[Exercise aim] Search the records below for the string "bigGUI" and copy each line where it turns up.

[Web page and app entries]
⁂
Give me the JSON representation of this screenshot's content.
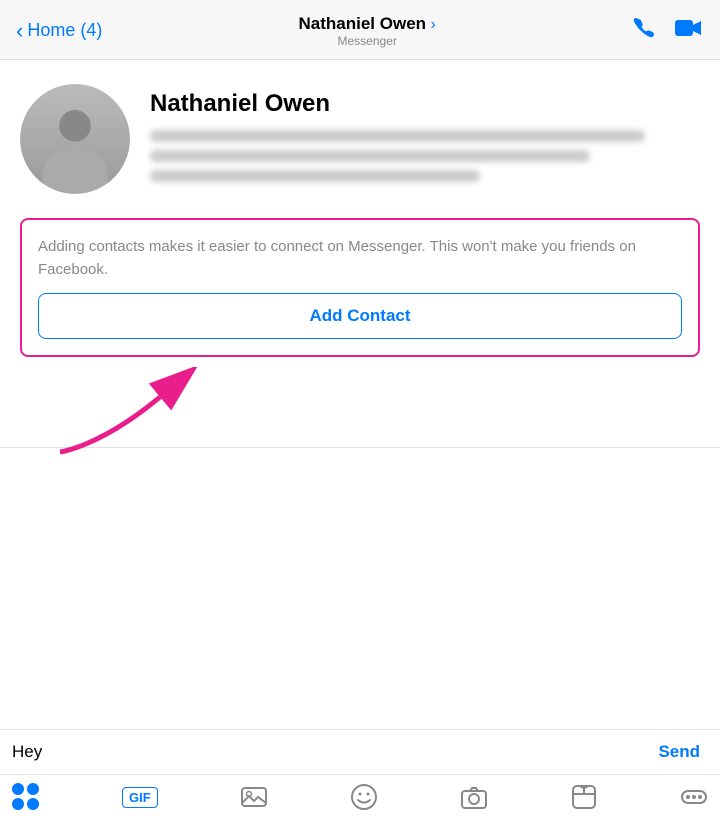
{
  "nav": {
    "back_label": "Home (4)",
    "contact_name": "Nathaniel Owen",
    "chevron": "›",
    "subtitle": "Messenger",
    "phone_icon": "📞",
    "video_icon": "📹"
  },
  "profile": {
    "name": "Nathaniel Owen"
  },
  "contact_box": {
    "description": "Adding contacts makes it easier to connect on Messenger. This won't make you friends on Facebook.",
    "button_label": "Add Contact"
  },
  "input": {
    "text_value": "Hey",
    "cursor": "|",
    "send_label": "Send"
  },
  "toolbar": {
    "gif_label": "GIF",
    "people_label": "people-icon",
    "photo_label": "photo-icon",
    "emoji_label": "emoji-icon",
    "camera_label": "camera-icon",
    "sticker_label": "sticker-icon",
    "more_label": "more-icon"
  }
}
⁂
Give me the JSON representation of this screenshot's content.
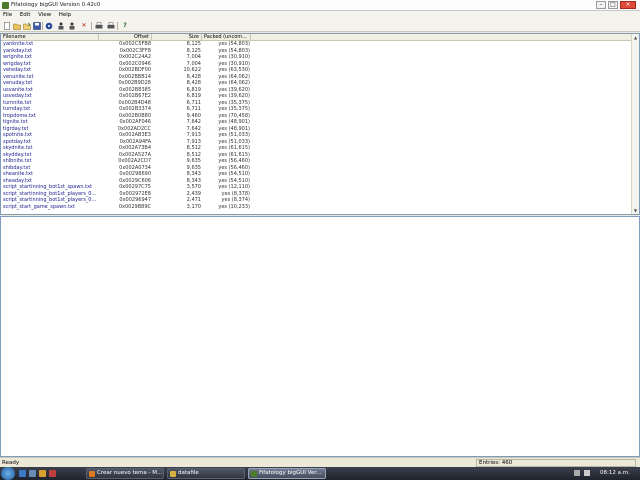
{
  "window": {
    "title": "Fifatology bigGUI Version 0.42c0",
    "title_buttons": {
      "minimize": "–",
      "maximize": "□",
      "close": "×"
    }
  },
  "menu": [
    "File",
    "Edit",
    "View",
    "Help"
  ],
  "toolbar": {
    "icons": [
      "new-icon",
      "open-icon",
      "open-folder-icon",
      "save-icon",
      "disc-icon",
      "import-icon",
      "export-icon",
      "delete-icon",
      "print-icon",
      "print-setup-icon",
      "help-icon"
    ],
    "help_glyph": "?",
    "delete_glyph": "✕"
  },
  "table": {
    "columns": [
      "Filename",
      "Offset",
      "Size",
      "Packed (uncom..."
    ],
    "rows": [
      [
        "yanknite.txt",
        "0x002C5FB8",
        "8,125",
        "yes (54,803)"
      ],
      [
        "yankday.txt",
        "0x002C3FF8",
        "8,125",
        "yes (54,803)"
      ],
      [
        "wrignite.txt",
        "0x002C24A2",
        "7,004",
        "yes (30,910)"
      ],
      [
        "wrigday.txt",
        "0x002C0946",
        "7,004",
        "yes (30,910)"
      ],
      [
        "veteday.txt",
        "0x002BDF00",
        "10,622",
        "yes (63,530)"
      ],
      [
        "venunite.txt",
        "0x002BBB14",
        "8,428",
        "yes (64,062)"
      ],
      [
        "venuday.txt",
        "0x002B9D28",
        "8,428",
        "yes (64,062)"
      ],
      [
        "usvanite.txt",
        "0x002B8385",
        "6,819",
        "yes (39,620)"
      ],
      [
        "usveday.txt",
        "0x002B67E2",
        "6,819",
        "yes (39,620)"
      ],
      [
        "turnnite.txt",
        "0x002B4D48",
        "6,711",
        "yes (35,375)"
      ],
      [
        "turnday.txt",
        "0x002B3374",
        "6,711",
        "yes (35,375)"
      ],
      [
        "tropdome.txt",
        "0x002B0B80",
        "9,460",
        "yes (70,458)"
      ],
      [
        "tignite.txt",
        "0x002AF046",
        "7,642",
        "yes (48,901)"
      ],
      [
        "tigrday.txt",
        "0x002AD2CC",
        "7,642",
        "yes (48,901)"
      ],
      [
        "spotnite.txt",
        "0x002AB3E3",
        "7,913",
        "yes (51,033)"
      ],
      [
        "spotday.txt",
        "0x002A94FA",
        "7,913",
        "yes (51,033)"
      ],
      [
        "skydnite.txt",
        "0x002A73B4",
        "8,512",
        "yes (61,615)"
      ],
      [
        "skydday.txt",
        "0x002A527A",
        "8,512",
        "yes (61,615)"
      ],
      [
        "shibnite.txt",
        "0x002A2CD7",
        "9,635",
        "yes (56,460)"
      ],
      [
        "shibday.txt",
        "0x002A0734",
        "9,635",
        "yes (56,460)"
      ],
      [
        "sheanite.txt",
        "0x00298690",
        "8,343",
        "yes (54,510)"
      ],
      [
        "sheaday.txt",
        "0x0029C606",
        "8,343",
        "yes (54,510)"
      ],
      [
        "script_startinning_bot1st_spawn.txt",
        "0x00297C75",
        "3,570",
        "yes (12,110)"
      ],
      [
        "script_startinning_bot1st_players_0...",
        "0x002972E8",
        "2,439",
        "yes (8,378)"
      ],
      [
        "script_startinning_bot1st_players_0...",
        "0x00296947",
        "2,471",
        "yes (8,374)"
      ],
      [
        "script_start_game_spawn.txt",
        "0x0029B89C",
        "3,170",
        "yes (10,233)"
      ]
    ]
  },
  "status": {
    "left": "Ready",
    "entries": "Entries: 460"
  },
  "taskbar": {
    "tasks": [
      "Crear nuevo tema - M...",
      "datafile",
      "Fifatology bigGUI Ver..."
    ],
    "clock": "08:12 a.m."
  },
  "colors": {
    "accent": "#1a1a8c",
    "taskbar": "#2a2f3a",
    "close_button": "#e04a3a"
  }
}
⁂
[Final answer]
    "title": "Fifatology bigGUI Version 0.42c0",
      "Fifatology bigGUI Ver..."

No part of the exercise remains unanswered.